It’s an old Washington story.
Powerful politician says things he thinks will never become public.
What he says becomes public.
Public gets upset.
Politician says he’s sorry.
Big debate follows.
Harry Reid isn’t talkative.
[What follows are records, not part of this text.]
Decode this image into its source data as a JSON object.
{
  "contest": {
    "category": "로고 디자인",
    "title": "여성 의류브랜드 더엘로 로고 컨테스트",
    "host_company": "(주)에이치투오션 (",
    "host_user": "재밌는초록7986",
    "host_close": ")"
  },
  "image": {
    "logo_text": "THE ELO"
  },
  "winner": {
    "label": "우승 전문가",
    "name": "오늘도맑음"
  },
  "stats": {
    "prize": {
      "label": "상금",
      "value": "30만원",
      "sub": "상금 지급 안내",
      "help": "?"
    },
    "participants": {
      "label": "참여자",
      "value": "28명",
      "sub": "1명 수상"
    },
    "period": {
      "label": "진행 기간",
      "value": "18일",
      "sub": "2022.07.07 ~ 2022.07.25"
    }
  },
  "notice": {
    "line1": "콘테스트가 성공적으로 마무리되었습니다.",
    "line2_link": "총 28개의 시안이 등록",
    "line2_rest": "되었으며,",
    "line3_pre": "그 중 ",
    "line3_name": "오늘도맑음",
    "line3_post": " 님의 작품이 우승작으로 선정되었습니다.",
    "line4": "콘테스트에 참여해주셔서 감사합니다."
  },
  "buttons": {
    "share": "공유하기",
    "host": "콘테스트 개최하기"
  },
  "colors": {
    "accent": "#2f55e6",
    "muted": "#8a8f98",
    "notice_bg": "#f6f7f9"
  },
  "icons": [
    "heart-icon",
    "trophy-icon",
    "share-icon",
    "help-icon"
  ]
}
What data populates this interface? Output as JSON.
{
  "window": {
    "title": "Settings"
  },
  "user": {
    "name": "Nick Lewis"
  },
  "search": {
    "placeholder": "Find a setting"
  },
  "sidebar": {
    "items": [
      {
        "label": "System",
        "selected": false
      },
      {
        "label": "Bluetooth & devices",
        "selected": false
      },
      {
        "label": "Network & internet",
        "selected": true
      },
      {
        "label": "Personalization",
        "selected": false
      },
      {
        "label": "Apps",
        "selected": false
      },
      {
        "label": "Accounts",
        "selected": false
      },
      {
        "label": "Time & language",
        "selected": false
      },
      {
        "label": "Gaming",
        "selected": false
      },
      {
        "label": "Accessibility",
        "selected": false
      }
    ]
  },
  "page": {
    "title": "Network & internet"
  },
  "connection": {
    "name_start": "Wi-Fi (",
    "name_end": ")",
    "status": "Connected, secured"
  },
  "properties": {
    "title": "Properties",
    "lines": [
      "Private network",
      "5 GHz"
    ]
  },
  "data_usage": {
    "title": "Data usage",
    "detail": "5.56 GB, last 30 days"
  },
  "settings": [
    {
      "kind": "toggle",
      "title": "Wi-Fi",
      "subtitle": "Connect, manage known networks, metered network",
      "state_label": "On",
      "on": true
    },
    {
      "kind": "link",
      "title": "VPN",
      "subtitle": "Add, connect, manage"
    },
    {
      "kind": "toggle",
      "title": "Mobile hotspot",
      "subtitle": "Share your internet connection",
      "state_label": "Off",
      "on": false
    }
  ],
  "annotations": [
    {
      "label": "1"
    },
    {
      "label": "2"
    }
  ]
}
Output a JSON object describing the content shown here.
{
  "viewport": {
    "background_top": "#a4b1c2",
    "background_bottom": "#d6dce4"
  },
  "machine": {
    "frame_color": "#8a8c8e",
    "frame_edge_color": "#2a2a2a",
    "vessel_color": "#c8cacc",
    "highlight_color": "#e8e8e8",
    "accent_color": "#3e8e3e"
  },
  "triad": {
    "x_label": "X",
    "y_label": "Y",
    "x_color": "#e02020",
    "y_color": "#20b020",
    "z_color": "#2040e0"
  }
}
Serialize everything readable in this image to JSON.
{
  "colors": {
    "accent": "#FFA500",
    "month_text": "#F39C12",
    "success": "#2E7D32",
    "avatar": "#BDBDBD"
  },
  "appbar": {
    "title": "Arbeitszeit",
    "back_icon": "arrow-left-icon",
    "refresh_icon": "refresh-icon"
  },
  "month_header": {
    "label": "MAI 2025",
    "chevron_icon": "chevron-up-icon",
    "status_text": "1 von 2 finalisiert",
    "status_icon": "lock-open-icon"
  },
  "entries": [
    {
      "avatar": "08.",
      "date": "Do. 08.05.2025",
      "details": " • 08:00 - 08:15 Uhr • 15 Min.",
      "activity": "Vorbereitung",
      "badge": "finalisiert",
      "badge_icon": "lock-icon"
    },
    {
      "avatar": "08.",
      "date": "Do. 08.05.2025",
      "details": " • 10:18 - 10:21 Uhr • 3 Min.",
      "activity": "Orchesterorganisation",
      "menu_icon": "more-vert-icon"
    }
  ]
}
But the Senate majority leader chatted freely with the two disarmingly charming book authors who came to his office at the Capitol shortly after the 2008 election.
They — and their tape recorder — were soaking in his reminiscences about the wild campaign that had turned a backbencher in his caucus into president of the United States.
Reid wasn’t on guard — perhaps because he’d been told by his staff that the meeting would be “off the record,” according to a person with knowledge of the exchange.
Although Reid is a master of the Senate’s mysterious inside game, he’s often botched the outside game because of what one colleague calls a “penchant for saying things without a filter.”
But Jim Manley, Reid’s senior communications adviser, wasn’t too worried as he and his boss sat down with John Heilemann of New York Magazine and Mark Halperin of Time magazine — two veteran reporters who were working on what their publisher had billed as “a sweeping, novelistic, and ultimately definitive portrait” of the 2008 race.
Like virtually every Washington political insider, Manley had a long and warm relationship with Halperin, the longtime political director for ABC News who once set conventional wisdom in Washington with “The Note.”